Therein lies the primary motive for those who refer to Christian Yelich as anything resembling a failure. His power has been nonexistent, and he strikes out more than expected. But should we think any less of Yelich because of this, or simply think of him in a different way? He's obviously not the player that he was expected to be, in some respects, but as we examine what he has become, is there a way to get him closer to what he was originally thought to be?
To call Yelich a disappointment, a failure, or any word with a similarly negative connotation would simply be unreasonable. In 2015, a year in which he dealt with injury and a May where he hit only .231 (his worth average in any month of the year), he still managed to post that 2.3 WAR, which ranked 17th among NL outfielders. His .366 on-base percentage placed sixth among that group, and his 117 wRC+ was a top-10 figure.
Going back to 2014, his first full season at the big league level, Yelich finished with a 4.4 WAR that made its way into the top 10, ranking ninth among NL OF, an identical-to-2015 117 wRC+, and a .362 OBP that ranked seventh. From a rough statistical standpoint, Yelich is certainly no slouch, let alone any sort of failure. But what exactly does he do specifically that makes him as successful in the respects that he is?
For one, he hits the ball hard. His 32.8 Hard% ranked 12th among NL OF last year, while his 22.5% line drive rate was seventh among the same group. He also hit opposite field with the best of 'em, with a 27.7% oppo rate that was seventh. He maintains a quality eye at the plate, with a 26.6% swing rate on pitches outside of the zone, and only a 43.3% swing rate overall. One area of concern, and one that is likely contributing to the lower power numbers, is that groundball rate that's up over 62%. Elevating his contact more could be a worthwhile change in order to help him change his fortunes in the ISO department.

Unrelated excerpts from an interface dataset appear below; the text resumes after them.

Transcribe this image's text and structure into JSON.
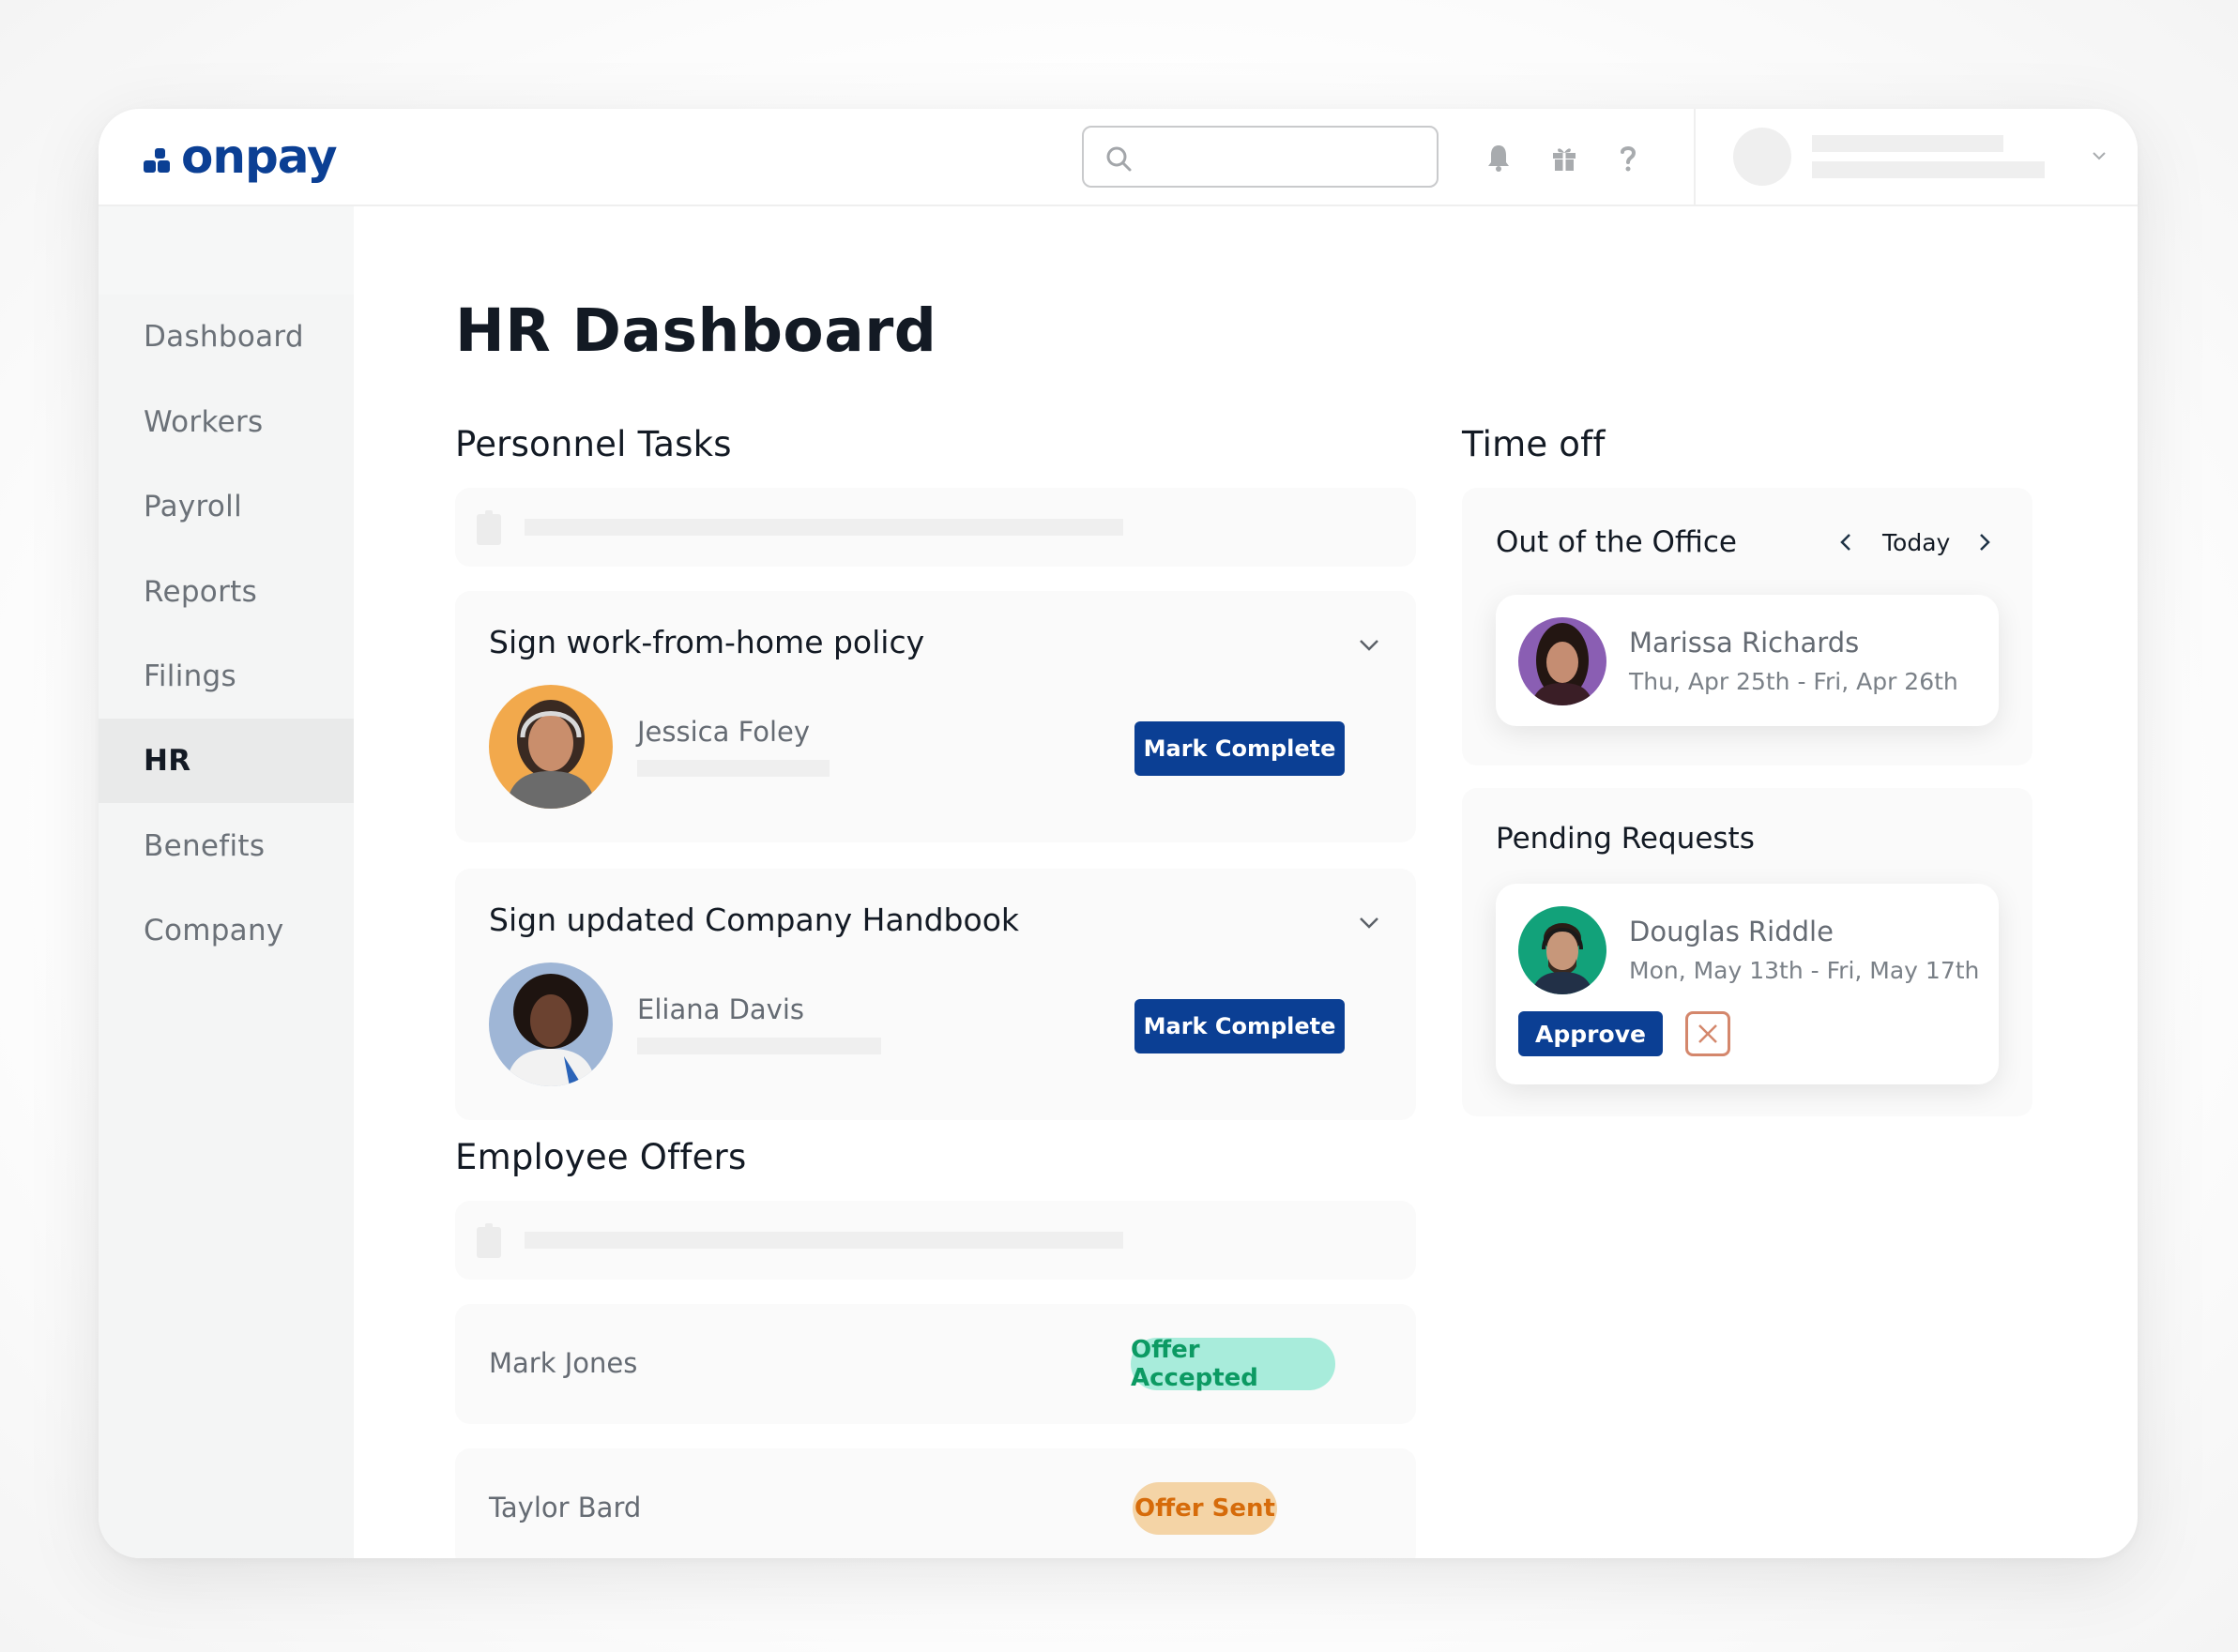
{
  "brand": {
    "name": "onpay",
    "color": "#0b3f94"
  },
  "header": {
    "search_placeholder": "",
    "icons": [
      "bell-icon",
      "gift-icon",
      "help-icon"
    ]
  },
  "sidebar": {
    "items": [
      {
        "label": "Dashboard",
        "active": false
      },
      {
        "label": "Workers",
        "active": false
      },
      {
        "label": "Payroll",
        "active": false
      },
      {
        "label": "Reports",
        "active": false
      },
      {
        "label": "Filings",
        "active": false
      },
      {
        "label": "HR",
        "active": true
      },
      {
        "label": "Benefits",
        "active": false
      },
      {
        "label": "Company",
        "active": false
      }
    ]
  },
  "main": {
    "title": "HR Dashboard",
    "personnel_tasks": {
      "title": "Personnel Tasks",
      "tasks": [
        {
          "title": "Sign work-from-home policy",
          "person": "Jessica Foley",
          "action": "Mark Complete",
          "avatar_bg": "#f2a94c"
        },
        {
          "title": "Sign updated Company Handbook",
          "person": "Eliana Davis",
          "action": "Mark Complete",
          "avatar_bg": "#9fb6d6"
        }
      ]
    },
    "employee_offers": {
      "title": "Employee Offers",
      "offers": [
        {
          "name": "Mark Jones",
          "status": "Offer Accepted",
          "status_bg": "#a8ecdb",
          "status_color": "#0c9a63"
        },
        {
          "name": "Taylor Bard",
          "status": "Offer Sent",
          "status_bg": "#f4d4a6",
          "status_color": "#d66b0a"
        }
      ]
    },
    "time_off": {
      "title": "Time off",
      "out_of_office": {
        "title": "Out of the Office",
        "nav_label": "Today",
        "person": "Marissa Richards",
        "dates": "Thu, Apr 25th - Fri, Apr 26th",
        "avatar_bg": "#8a5eb3"
      },
      "pending_requests": {
        "title": "Pending Requests",
        "person": "Douglas Riddle",
        "dates": "Mon, May 13th - Fri, May 17th",
        "approve_label": "Approve",
        "avatar_bg": "#12a27a"
      }
    }
  }
}
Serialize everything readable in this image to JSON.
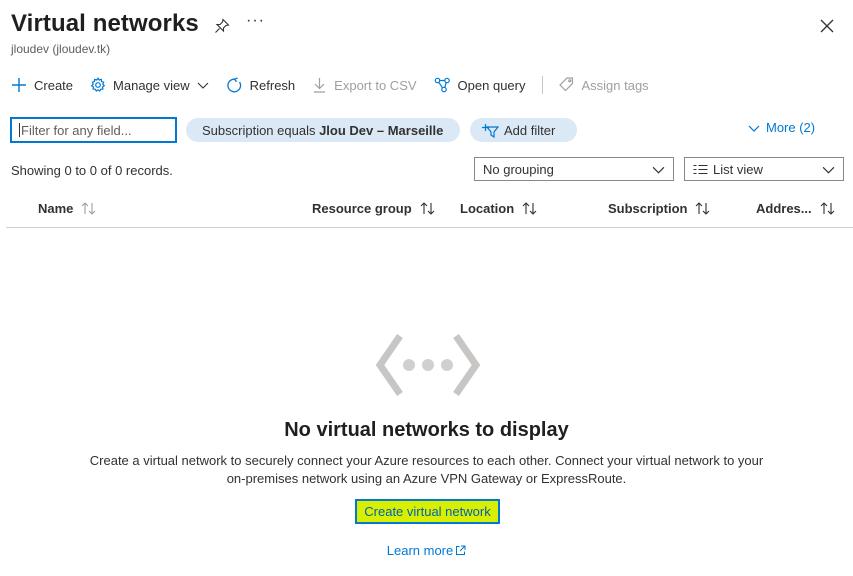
{
  "header": {
    "title": "Virtual networks",
    "subtitle": "jloudev (jloudev.tk)",
    "more_glyph": "···"
  },
  "toolbar": {
    "create": "Create",
    "manage_view": "Manage view",
    "refresh": "Refresh",
    "export_csv": "Export to CSV",
    "open_query": "Open query",
    "assign_tags": "Assign tags"
  },
  "filters": {
    "placeholder": "Filter for any field...",
    "subscription_prefix": "Subscription equals ",
    "subscription_value": "Jlou Dev – Marseille",
    "add_filter": "Add filter",
    "more": "More (2)"
  },
  "list": {
    "records": "Showing 0 to 0 of 0 records.",
    "grouping": "No grouping",
    "view": "List view",
    "columns": [
      "Name",
      "Resource group",
      "Location",
      "Subscription",
      "Addres..."
    ]
  },
  "empty_state": {
    "title": "No virtual networks to display",
    "description_line1": "Create a virtual network to securely connect your Azure resources to each other. Connect your virtual network to your",
    "description_line2": "on-premises network using an Azure VPN Gateway or ExpressRoute.",
    "create_button": "Create virtual network",
    "learn_more": "Learn more"
  },
  "colors": {
    "accent": "#0078d4",
    "pill_bg": "#dbe9f7",
    "highlight": "#d8f000"
  }
}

One wonders, though, if he could continue to improve those numbers if he were to swing more at hard pitches than offspeed, which was not the case last year. Brooks Baseball has Yelich swinging at just over 46% of offspeed last year, against 44% of hard stuff. Better pitch recognition, something that Yelich has been praised for in the past, could lead to higher quality contact, more play in the gaps, and maybe even, somewhere in there, an uptick in his overall power numbers.
The goal for Christian Yelich, in order to stave off of some of that "failure" talk, misguided as it may be, should be to focus on improving that .116 ISO. Maybe it's a matter of being completely healthy, building up strength, and letting that power continue to develop. Or maybe it's a change within his swing that needs to be made in order to allow him to elevate more. Or maybe it's a matter of recognizing and targeting fastballs during at-bats.
Regardless of the adjustments that might need to be made, it's absurd and unreasonable to declare Christian Yelich a failure. While he hasn't developed in one or two respects, he continues to be a steady performer in many others. He's an excellent baserunner, as a near-lock for 20 swipes a season, and a better defender than expected (18 Defensive Runs Saved in two seasons). Mostly, he's a very solid contact hitter who maintains a strong approach and gets on base at a very pleasant rate. He may never develop into the middle-of-the-order guy that the Marlins thought they had initially, but as a table setter alongside Dee Gordon, he's doing just fine.
That's not a bad thing to have to settle for if the power never comes.